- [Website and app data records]
>>>
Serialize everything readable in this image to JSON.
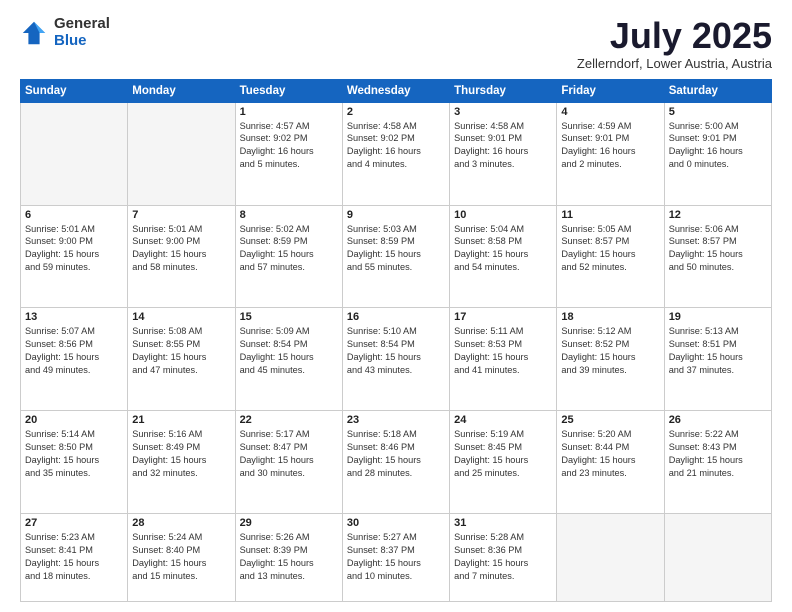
{
  "logo": {
    "general": "General",
    "blue": "Blue"
  },
  "title": "July 2025",
  "location": "Zellerndorf, Lower Austria, Austria",
  "days_of_week": [
    "Sunday",
    "Monday",
    "Tuesday",
    "Wednesday",
    "Thursday",
    "Friday",
    "Saturday"
  ],
  "weeks": [
    [
      {
        "day": "",
        "info": ""
      },
      {
        "day": "",
        "info": ""
      },
      {
        "day": "1",
        "info": "Sunrise: 4:57 AM\nSunset: 9:02 PM\nDaylight: 16 hours\nand 5 minutes."
      },
      {
        "day": "2",
        "info": "Sunrise: 4:58 AM\nSunset: 9:02 PM\nDaylight: 16 hours\nand 4 minutes."
      },
      {
        "day": "3",
        "info": "Sunrise: 4:58 AM\nSunset: 9:01 PM\nDaylight: 16 hours\nand 3 minutes."
      },
      {
        "day": "4",
        "info": "Sunrise: 4:59 AM\nSunset: 9:01 PM\nDaylight: 16 hours\nand 2 minutes."
      },
      {
        "day": "5",
        "info": "Sunrise: 5:00 AM\nSunset: 9:01 PM\nDaylight: 16 hours\nand 0 minutes."
      }
    ],
    [
      {
        "day": "6",
        "info": "Sunrise: 5:01 AM\nSunset: 9:00 PM\nDaylight: 15 hours\nand 59 minutes."
      },
      {
        "day": "7",
        "info": "Sunrise: 5:01 AM\nSunset: 9:00 PM\nDaylight: 15 hours\nand 58 minutes."
      },
      {
        "day": "8",
        "info": "Sunrise: 5:02 AM\nSunset: 8:59 PM\nDaylight: 15 hours\nand 57 minutes."
      },
      {
        "day": "9",
        "info": "Sunrise: 5:03 AM\nSunset: 8:59 PM\nDaylight: 15 hours\nand 55 minutes."
      },
      {
        "day": "10",
        "info": "Sunrise: 5:04 AM\nSunset: 8:58 PM\nDaylight: 15 hours\nand 54 minutes."
      },
      {
        "day": "11",
        "info": "Sunrise: 5:05 AM\nSunset: 8:57 PM\nDaylight: 15 hours\nand 52 minutes."
      },
      {
        "day": "12",
        "info": "Sunrise: 5:06 AM\nSunset: 8:57 PM\nDaylight: 15 hours\nand 50 minutes."
      }
    ],
    [
      {
        "day": "13",
        "info": "Sunrise: 5:07 AM\nSunset: 8:56 PM\nDaylight: 15 hours\nand 49 minutes."
      },
      {
        "day": "14",
        "info": "Sunrise: 5:08 AM\nSunset: 8:55 PM\nDaylight: 15 hours\nand 47 minutes."
      },
      {
        "day": "15",
        "info": "Sunrise: 5:09 AM\nSunset: 8:54 PM\nDaylight: 15 hours\nand 45 minutes."
      },
      {
        "day": "16",
        "info": "Sunrise: 5:10 AM\nSunset: 8:54 PM\nDaylight: 15 hours\nand 43 minutes."
      },
      {
        "day": "17",
        "info": "Sunrise: 5:11 AM\nSunset: 8:53 PM\nDaylight: 15 hours\nand 41 minutes."
      },
      {
        "day": "18",
        "info": "Sunrise: 5:12 AM\nSunset: 8:52 PM\nDaylight: 15 hours\nand 39 minutes."
      },
      {
        "day": "19",
        "info": "Sunrise: 5:13 AM\nSunset: 8:51 PM\nDaylight: 15 hours\nand 37 minutes."
      }
    ],
    [
      {
        "day": "20",
        "info": "Sunrise: 5:14 AM\nSunset: 8:50 PM\nDaylight: 15 hours\nand 35 minutes."
      },
      {
        "day": "21",
        "info": "Sunrise: 5:16 AM\nSunset: 8:49 PM\nDaylight: 15 hours\nand 32 minutes."
      },
      {
        "day": "22",
        "info": "Sunrise: 5:17 AM\nSunset: 8:47 PM\nDaylight: 15 hours\nand 30 minutes."
      },
      {
        "day": "23",
        "info": "Sunrise: 5:18 AM\nSunset: 8:46 PM\nDaylight: 15 hours\nand 28 minutes."
      },
      {
        "day": "24",
        "info": "Sunrise: 5:19 AM\nSunset: 8:45 PM\nDaylight: 15 hours\nand 25 minutes."
      },
      {
        "day": "25",
        "info": "Sunrise: 5:20 AM\nSunset: 8:44 PM\nDaylight: 15 hours\nand 23 minutes."
      },
      {
        "day": "26",
        "info": "Sunrise: 5:22 AM\nSunset: 8:43 PM\nDaylight: 15 hours\nand 21 minutes."
      }
    ],
    [
      {
        "day": "27",
        "info": "Sunrise: 5:23 AM\nSunset: 8:41 PM\nDaylight: 15 hours\nand 18 minutes."
      },
      {
        "day": "28",
        "info": "Sunrise: 5:24 AM\nSunset: 8:40 PM\nDaylight: 15 hours\nand 15 minutes."
      },
      {
        "day": "29",
        "info": "Sunrise: 5:26 AM\nSunset: 8:39 PM\nDaylight: 15 hours\nand 13 minutes."
      },
      {
        "day": "30",
        "info": "Sunrise: 5:27 AM\nSunset: 8:37 PM\nDaylight: 15 hours\nand 10 minutes."
      },
      {
        "day": "31",
        "info": "Sunrise: 5:28 AM\nSunset: 8:36 PM\nDaylight: 15 hours\nand 7 minutes."
      },
      {
        "day": "",
        "info": ""
      },
      {
        "day": "",
        "info": ""
      }
    ]
  ]
}
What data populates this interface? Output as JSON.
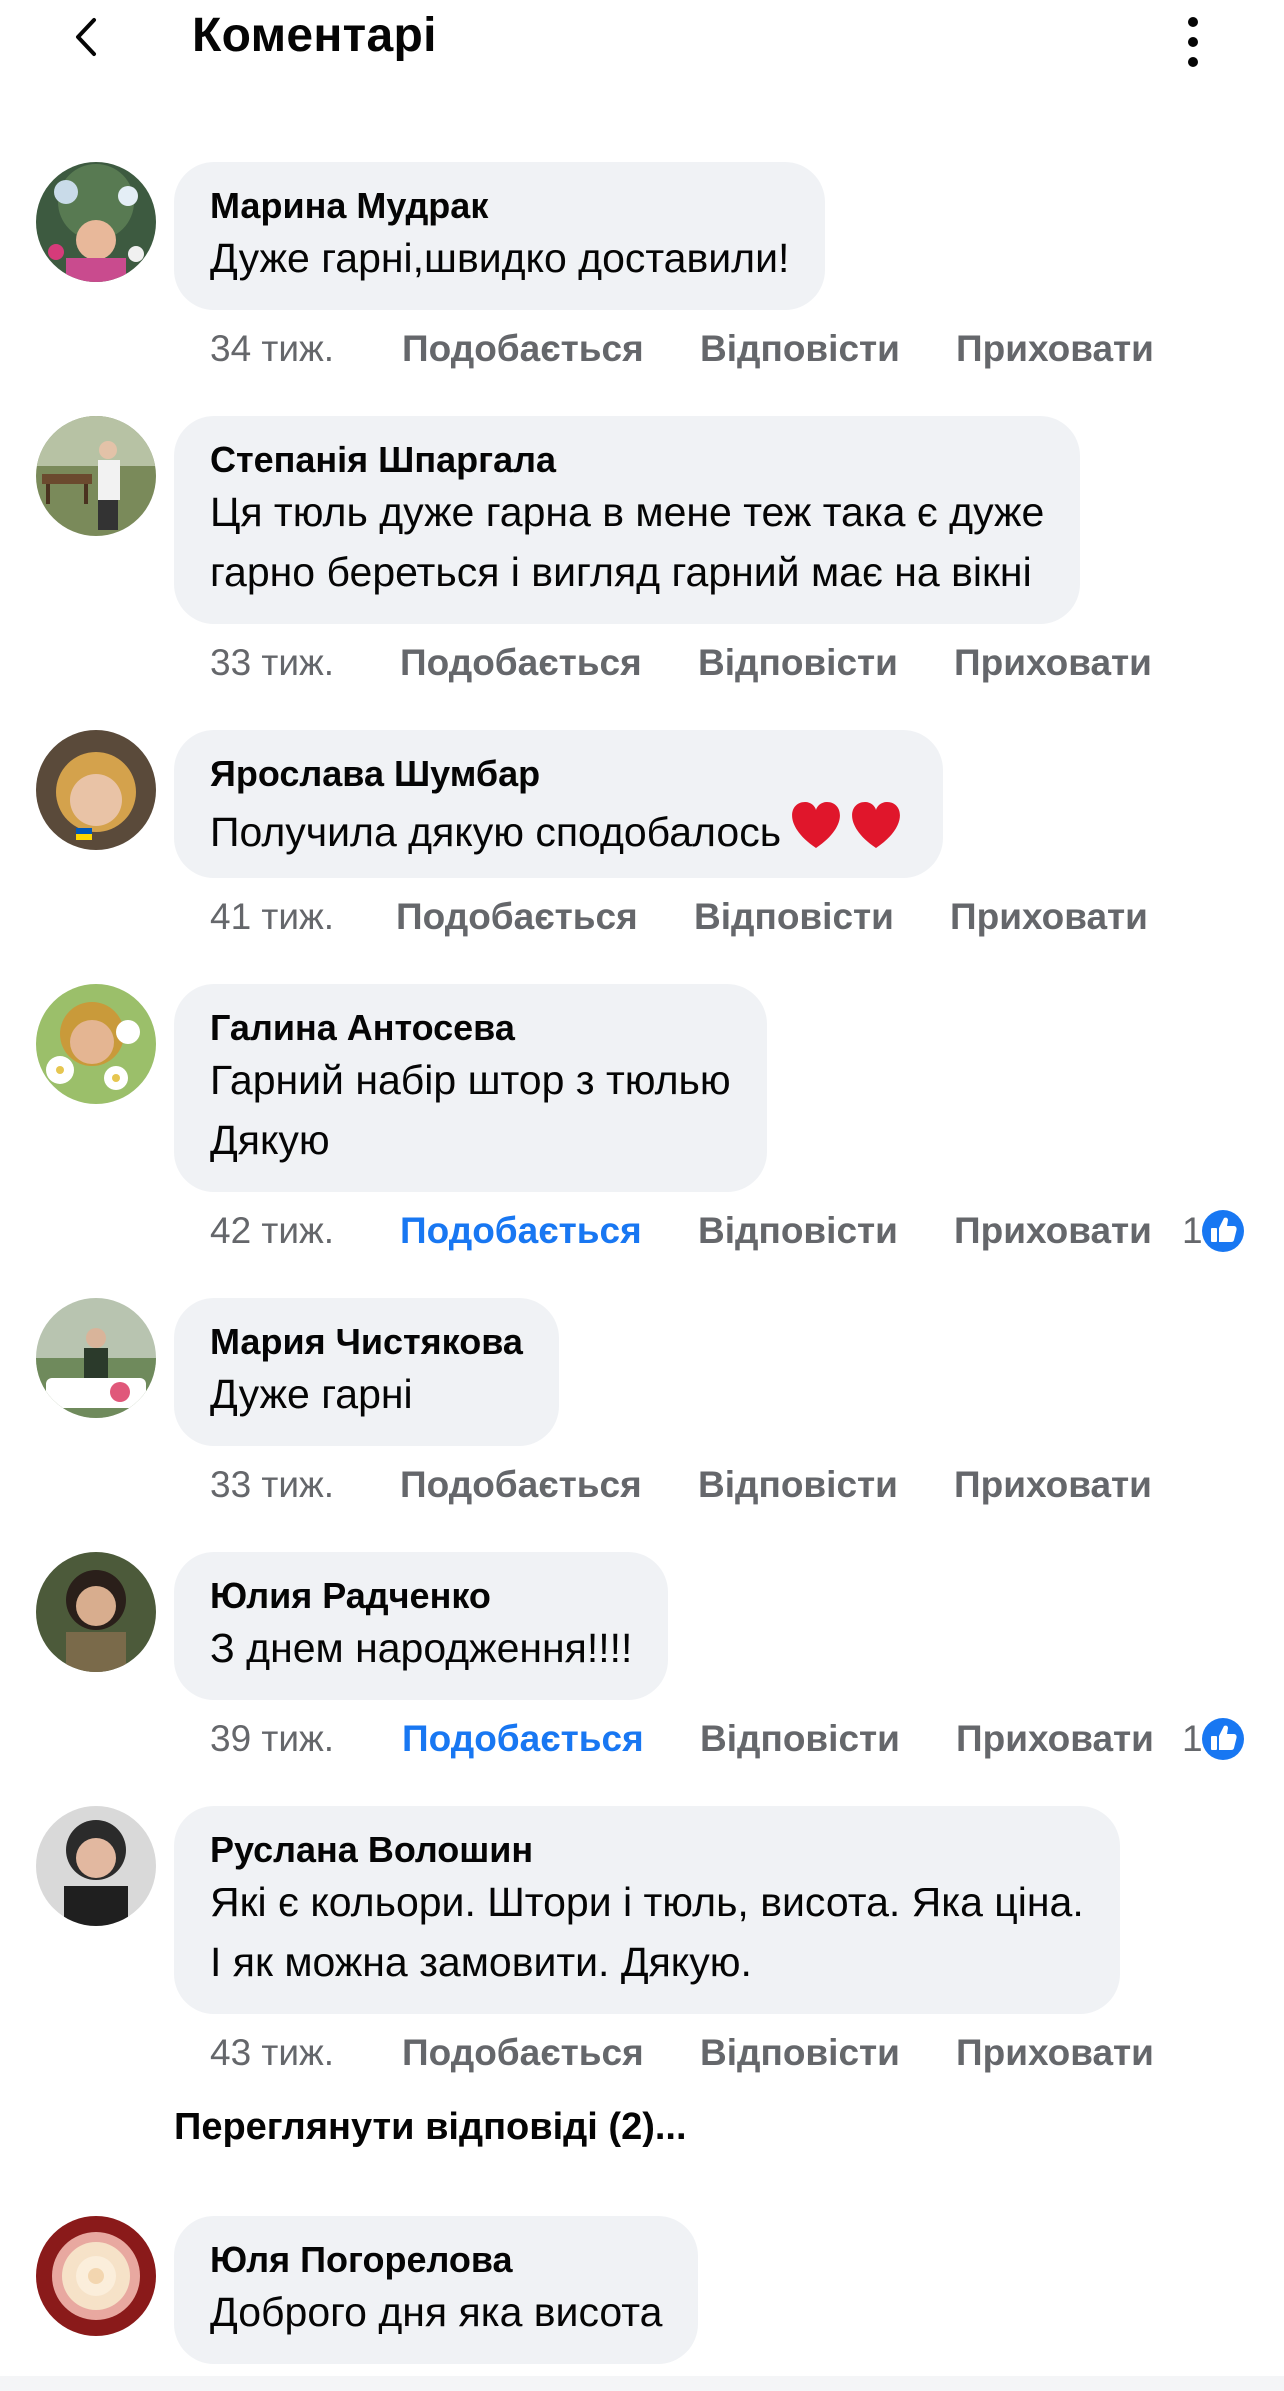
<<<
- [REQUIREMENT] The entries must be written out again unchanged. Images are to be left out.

- [ANSWER]
Serialize everything readable in this image to JSON.
{
  "logo": {
    "general": "General",
    "blue": "Blue"
  },
  "title": "July 2025",
  "location": "Zellerndorf, Lower Austria, Austria",
  "days_of_week": [
    "Sunday",
    "Monday",
    "Tuesday",
    "Wednesday",
    "Thursday",
    "Friday",
    "Saturday"
  ],
  "weeks": [
    [
      {
        "day": "",
        "info": ""
      },
      {
        "day": "",
        "info": ""
      },
      {
        "day": "1",
        "info": "Sunrise: 4:57 AM\nSunset: 9:02 PM\nDaylight: 16 hours\nand 5 minutes."
      },
      {
        "day": "2",
        "info": "Sunrise: 4:58 AM\nSunset: 9:02 PM\nDaylight: 16 hours\nand 4 minutes."
      },
      {
        "day": "3",
        "info": "Sunrise: 4:58 AM\nSunset: 9:01 PM\nDaylight: 16 hours\nand 3 minutes."
      },
      {
        "day": "4",
        "info": "Sunrise: 4:59 AM\nSunset: 9:01 PM\nDaylight: 16 hours\nand 2 minutes."
      },
      {
        "day": "5",
        "info": "Sunrise: 5:00 AM\nSunset: 9:01 PM\nDaylight: 16 hours\nand 0 minutes."
      }
    ],
    [
      {
        "day": "6",
        "info": "Sunrise: 5:01 AM\nSunset: 9:00 PM\nDaylight: 15 hours\nand 59 minutes."
      },
      {
        "day": "7",
        "info": "Sunrise: 5:01 AM\nSunset: 9:00 PM\nDaylight: 15 hours\nand 58 minutes."
      },
      {
        "day": "8",
        "info": "Sunrise: 5:02 AM\nSunset: 8:59 PM\nDaylight: 15 hours\nand 57 minutes."
      },
      {
        "day": "9",
        "info": "Sunrise: 5:03 AM\nSunset: 8:59 PM\nDaylight: 15 hours\nand 55 minutes."
      },
      {
        "day": "10",
        "info": "Sunrise: 5:04 AM\nSunset: 8:58 PM\nDaylight: 15 hours\nand 54 minutes."
      },
      {
        "day": "11",
        "info": "Sunrise: 5:05 AM\nSunset: 8:57 PM\nDaylight: 15 hours\nand 52 minutes."
      },
      {
        "day": "12",
        "info": "Sunrise: 5:06 AM\nSunset: 8:57 PM\nDaylight: 15 hours\nand 50 minutes."
      }
    ],
    [
      {
        "day": "13",
        "info": "Sunrise: 5:07 AM\nSunset: 8:56 PM\nDaylight: 15 hours\nand 49 minutes."
      },
      {
        "day": "14",
        "info": "Sunrise: 5:08 AM\nSunset: 8:55 PM\nDaylight: 15 hours\nand 47 minutes."
      },
      {
        "day": "15",
        "info": "Sunrise: 5:09 AM\nSunset: 8:54 PM\nDaylight: 15 hours\nand 45 minutes."
      },
      {
        "day": "16",
        "info": "Sunrise: 5:10 AM\nSunset: 8:54 PM\nDaylight: 15 hours\nand 43 minutes."
      },
      {
        "day": "17",
        "info": "Sunrise: 5:11 AM\nSunset: 8:53 PM\nDaylight: 15 hours\nand 41 minutes."
      },
      {
        "day": "18",
        "info": "Sunrise: 5:12 AM\nSunset: 8:52 PM\nDaylight: 15 hours\nand 39 minutes."
      },
      {
        "day": "19",
        "info": "Sunrise: 5:13 AM\nSunset: 8:51 PM\nDaylight: 15 hours\nand 37 minutes."
      }
    ],
    [
      {
        "day": "20",
        "info": "Sunrise: 5:14 AM\nSunset: 8:50 PM\nDaylight: 15 hours\nand 35 minutes."
      },
      {
        "day": "21",
        "info": "Sunrise: 5:16 AM\nSunset: 8:49 PM\nDaylight: 15 hours\nand 32 minutes."
      },
      {
        "day": "22",
        "info": "Sunrise: 5:17 AM\nSunset: 8:47 PM\nDaylight: 15 hours\nand 30 minutes."
      },
      {
        "day": "23",
        "info": "Sunrise: 5:18 AM\nSunset: 8:46 PM\nDaylight: 15 hours\nand 28 minutes."
      },
      {
        "day": "24",
        "info": "Sunrise: 5:19 AM\nSunset: 8:45 PM\nDaylight: 15 hours\nand 25 minutes."
      },
      {
        "day": "25",
        "info": "Sunrise: 5:20 AM\nSunset: 8:44 PM\nDaylight: 15 hours\nand 23 minutes."
      },
      {
        "day": "26",
        "info": "Sunrise: 5:22 AM\nSunset: 8:43 PM\nDaylight: 15 hours\nand 21 minutes."
      }
    ],
    [
      {
        "day": "27",
        "info": "Sunrise: 5:23 AM\nSunset: 8:41 PM\nDaylight: 15 hours\nand 18 minutes."
      },
      {
        "day": "28",
        "info": "Sunrise: 5:24 AM\nSunset: 8:40 PM\nDaylight: 15 hours\nand 15 minutes."
      },
      {
        "day": "29",
        "info": "Sunrise: 5:26 AM\nSunset: 8:39 PM\nDaylight: 15 hours\nand 13 minutes."
      },
      {
        "day": "30",
        "info": "Sunrise: 5:27 AM\nSunset: 8:37 PM\nDaylight: 15 hours\nand 10 minutes."
      },
      {
        "day": "31",
        "info": "Sunrise: 5:28 AM\nSunset: 8:36 PM\nDaylight: 15 hours\nand 7 minutes."
      },
      {
        "day": "",
        "info": ""
      },
      {
        "day": "",
        "info": ""
      }
    ]
  ]
}
What data populates this interface? Output as JSON.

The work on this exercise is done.